    As I’ve said before, the depositions and discovery in the Crytek case are going to be amazing.


    A few days ago, by way of a backer sharing his refund info, we spotted another shell company in Germany. This one appears to be a correction of a previous 2017 one which was named “Robert Space Industries”, instead of “Roberts Space Industries”. This now brings the total to 18 companies across three countries, involved in Star Citizen. Because that’s perfectly normal.


    1. Cloud Imperium Games Corp
    2. Cloud Imperium Games LLC
    3. Cloud Imperium Rights LLC  (08-22-17)
    4. Cloud Imperium, LLC (11-08-17)
    5. Cloud Imperium Games Texas LLC
    6. Cloud Imperium Games Texas LLC
    7. Gemini 42 Entertainment LLC
    8. Gemini 42 Productions LLC
    9. Roberts Space Industries Corp
    10. Roberts Space Industries, LLC CA (11-30-17)
    11. Twin Brothers Production Inc <– Owned by Ortwin Freyermuth.
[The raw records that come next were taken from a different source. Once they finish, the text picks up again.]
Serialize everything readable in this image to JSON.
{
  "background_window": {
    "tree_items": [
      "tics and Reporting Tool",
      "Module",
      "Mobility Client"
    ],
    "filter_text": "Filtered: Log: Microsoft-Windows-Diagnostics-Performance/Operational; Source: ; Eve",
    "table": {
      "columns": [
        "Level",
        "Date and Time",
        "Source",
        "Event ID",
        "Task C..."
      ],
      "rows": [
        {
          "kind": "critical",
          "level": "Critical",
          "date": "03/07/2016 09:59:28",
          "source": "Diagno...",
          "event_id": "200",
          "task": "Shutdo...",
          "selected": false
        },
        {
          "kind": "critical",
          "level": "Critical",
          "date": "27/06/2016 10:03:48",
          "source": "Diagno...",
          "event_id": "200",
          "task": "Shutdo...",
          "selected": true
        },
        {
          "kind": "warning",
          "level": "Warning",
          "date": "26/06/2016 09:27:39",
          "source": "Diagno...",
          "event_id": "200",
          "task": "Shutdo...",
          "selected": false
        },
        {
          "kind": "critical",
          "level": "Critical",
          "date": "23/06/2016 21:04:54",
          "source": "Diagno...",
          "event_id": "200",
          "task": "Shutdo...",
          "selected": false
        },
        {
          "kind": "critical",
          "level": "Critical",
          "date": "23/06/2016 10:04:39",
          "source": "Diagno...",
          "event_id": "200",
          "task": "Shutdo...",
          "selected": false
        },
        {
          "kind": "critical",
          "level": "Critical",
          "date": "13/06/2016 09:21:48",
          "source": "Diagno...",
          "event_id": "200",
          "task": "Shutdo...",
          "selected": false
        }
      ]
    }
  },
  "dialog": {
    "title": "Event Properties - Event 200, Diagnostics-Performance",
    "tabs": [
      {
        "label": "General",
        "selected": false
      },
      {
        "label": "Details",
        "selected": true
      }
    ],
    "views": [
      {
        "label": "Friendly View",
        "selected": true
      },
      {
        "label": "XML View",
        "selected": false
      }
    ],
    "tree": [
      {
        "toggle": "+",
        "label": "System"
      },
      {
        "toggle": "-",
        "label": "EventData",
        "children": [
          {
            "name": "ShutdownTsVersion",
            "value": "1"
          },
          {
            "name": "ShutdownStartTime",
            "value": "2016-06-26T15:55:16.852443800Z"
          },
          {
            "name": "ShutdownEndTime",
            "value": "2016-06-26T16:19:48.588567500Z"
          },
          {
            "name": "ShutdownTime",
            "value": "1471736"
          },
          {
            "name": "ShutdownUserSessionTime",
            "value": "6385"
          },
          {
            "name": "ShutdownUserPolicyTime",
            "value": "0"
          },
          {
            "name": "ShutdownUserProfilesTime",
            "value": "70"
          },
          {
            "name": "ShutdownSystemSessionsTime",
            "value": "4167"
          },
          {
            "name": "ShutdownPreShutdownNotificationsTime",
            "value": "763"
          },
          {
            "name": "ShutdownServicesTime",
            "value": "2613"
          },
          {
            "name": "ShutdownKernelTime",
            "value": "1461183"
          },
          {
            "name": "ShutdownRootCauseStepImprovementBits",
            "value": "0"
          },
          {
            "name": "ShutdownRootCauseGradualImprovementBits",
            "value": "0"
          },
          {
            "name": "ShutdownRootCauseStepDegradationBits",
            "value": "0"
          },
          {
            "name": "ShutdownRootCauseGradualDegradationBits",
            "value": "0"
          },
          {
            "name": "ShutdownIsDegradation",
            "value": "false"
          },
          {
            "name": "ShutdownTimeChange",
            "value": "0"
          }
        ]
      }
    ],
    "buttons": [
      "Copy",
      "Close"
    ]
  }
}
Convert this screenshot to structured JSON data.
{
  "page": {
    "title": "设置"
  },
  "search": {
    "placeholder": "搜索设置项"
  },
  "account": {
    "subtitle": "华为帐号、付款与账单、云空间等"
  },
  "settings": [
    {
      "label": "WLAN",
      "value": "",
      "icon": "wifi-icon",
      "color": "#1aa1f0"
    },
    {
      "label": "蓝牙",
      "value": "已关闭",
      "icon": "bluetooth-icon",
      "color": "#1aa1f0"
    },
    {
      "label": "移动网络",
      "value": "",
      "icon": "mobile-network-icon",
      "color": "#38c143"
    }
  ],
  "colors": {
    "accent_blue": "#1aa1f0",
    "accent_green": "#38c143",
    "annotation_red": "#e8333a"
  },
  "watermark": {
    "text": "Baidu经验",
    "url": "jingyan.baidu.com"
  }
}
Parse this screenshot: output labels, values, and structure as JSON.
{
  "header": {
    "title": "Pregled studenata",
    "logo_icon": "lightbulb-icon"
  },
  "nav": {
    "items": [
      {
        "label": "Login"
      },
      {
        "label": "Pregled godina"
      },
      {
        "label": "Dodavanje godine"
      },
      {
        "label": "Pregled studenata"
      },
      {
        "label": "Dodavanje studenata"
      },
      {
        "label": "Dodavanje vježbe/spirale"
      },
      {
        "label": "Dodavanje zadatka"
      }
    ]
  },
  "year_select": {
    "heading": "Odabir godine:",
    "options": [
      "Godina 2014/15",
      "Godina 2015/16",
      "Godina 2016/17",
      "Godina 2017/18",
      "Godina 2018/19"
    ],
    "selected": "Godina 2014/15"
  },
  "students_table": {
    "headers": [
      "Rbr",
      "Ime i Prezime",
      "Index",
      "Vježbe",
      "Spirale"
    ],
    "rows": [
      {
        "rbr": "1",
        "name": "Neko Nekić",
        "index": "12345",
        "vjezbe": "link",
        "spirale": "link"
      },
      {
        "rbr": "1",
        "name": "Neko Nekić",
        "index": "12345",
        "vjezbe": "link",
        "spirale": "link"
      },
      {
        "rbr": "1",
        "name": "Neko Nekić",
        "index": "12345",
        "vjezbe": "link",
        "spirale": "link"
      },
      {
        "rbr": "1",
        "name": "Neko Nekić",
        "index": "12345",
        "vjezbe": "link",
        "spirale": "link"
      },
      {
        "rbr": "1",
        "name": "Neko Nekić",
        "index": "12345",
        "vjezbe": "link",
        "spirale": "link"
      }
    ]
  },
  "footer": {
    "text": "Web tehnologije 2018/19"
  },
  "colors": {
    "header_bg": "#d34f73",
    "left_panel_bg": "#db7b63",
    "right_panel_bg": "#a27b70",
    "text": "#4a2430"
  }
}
Has been used in sales & refunds in US & EU


    1. Cloud Imperium Games UK Limited
    2. Cloud Imperium Rights UK Limited (08/29/17)
    3. Foundry 42 Limited
    4. Roberts Space Industries International Limited


    1. Roberts Space Industries Germany GMBH
    2. Foundry 42 <– ex-CryTek engineers hired to setup shop here
    3. Twin Bros GmBH <– see above


    How I got involved in this farce

    All my Star Citizen blogs


    “Star Citizen isn’t a game. It’s a TV show about a bunch of characters making a game. It’s basically This is Spinal Tap except people think the band is real.” – Star Citizen Backer – Feb 10, 2018 (Spectrum post)